BEGIN MATERIAL TO PROCESS

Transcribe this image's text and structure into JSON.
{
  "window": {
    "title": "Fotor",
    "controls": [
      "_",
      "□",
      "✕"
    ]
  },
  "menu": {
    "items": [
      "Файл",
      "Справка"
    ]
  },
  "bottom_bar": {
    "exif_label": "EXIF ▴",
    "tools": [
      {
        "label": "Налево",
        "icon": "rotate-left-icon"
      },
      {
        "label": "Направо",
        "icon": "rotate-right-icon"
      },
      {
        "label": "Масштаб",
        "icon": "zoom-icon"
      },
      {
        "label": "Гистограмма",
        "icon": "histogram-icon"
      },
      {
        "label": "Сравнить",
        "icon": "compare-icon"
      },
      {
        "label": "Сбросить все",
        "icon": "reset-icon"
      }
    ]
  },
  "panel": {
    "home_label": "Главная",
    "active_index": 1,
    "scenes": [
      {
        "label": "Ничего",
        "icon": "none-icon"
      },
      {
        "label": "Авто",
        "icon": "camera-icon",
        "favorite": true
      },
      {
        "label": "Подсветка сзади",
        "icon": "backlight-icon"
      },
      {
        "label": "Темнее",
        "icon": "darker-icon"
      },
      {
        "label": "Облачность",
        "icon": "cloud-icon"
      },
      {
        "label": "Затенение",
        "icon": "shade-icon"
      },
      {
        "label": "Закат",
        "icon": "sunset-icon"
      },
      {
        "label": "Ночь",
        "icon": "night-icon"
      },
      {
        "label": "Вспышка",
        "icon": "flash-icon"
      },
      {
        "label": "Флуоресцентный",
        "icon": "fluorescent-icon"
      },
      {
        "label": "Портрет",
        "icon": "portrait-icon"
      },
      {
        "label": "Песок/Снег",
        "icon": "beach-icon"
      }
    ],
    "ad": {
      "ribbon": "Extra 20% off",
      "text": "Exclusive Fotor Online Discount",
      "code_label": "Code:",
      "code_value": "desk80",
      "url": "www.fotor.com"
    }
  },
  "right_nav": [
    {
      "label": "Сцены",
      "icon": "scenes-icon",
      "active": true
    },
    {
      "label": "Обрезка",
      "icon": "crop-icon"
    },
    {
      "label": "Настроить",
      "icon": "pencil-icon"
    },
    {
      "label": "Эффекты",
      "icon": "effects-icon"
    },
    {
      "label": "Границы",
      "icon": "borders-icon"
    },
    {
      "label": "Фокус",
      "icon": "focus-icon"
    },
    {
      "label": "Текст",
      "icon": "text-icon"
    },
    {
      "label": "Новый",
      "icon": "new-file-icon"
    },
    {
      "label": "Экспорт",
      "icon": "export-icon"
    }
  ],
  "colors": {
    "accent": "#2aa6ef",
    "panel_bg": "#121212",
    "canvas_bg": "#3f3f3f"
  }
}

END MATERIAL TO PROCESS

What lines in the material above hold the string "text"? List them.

#### EXPECTED ANSWER
Transcribe this image's text and structure into JSON.
      "text": "Exclusive Fotor Online Discount",
      "icon": "text-icon"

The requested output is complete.